When assessing the drivers for a recommendation of funds, the FCA found that funds affiliated with the platform are “significantly more likely to be added to the recommendation list than non-affiliated funds” while at the same time “are less likely to be deleted from recommendation lists”. The study also found that “recommended funds share a higher proportion of their revenues with the platforms than non-recommended funds”.
It is not just the regulator that has been critical of how these funds are selected. Terry Smith, a respected fund manager and founder of investment firm Fundsmith, recently voiced concerns over how Hargreaves Lansdown selects its recommended funds.
Smith was quoted in the Times as saying, “recommended funds continue to be chosen mainly for fund managers’ willingness to comply with a charging structure which enables Hargreaves Lansdown to maximise its own profitability, and not because they perform well for investors”.
Heavy Losses For Investors
Anyone who invested £10,000 into Woodford Equity Income after it was controversially included in a Hargreaves Wealth 50 recommended funds list in January 2019 would have suffered losses of £1,214 after just 150 days. In contrast, Hargreaves Lansdown is estimated to have raked in an estimated £2.5m of fees on its clients’ investment in Woodford Equity Income since its Wealth 50 list was published on 9th January.

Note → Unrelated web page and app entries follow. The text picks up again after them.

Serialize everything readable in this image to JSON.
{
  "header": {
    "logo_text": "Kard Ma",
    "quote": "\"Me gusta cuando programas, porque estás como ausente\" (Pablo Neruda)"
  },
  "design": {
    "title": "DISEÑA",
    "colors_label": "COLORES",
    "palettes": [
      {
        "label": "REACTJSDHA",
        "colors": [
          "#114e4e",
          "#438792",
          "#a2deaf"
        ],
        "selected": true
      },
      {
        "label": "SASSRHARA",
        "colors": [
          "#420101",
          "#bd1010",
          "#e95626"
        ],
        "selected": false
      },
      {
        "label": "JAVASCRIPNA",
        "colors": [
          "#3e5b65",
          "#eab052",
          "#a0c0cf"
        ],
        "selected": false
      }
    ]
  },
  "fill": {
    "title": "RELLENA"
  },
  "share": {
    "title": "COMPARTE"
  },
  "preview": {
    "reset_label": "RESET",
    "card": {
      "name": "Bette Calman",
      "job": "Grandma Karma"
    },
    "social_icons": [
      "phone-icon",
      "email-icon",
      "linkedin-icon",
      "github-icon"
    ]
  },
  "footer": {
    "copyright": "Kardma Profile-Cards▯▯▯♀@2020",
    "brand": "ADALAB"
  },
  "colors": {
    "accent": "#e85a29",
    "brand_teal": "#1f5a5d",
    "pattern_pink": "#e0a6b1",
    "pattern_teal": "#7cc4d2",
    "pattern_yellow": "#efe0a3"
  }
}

Although the Woodford Equity Income fund’s future is in jeopardy with the fund suspended upon sustained outflows from investors, it has earned both Woodford Investment Management and Hargreaves Lansdown significant fee revenue, particularly in the first years of the funds as unparalleled interest saw it amass funds under management of more than £10 billion in its first year.
Ultimately, the relationship between Woodford and Hargreaves has earned both sizeable fee income, but for investors, many of whom have stuck by Woodford on the recommendation of the Wealth 50, it has been the opposite. Over the recent 2 years, the Woodford Equity Income fund has returned huge losses of -31.35%. The LF Woodford Income Focus fund hasn’t fared much better, since its launch on 12th April 2017, it has returned losses of -22.42%.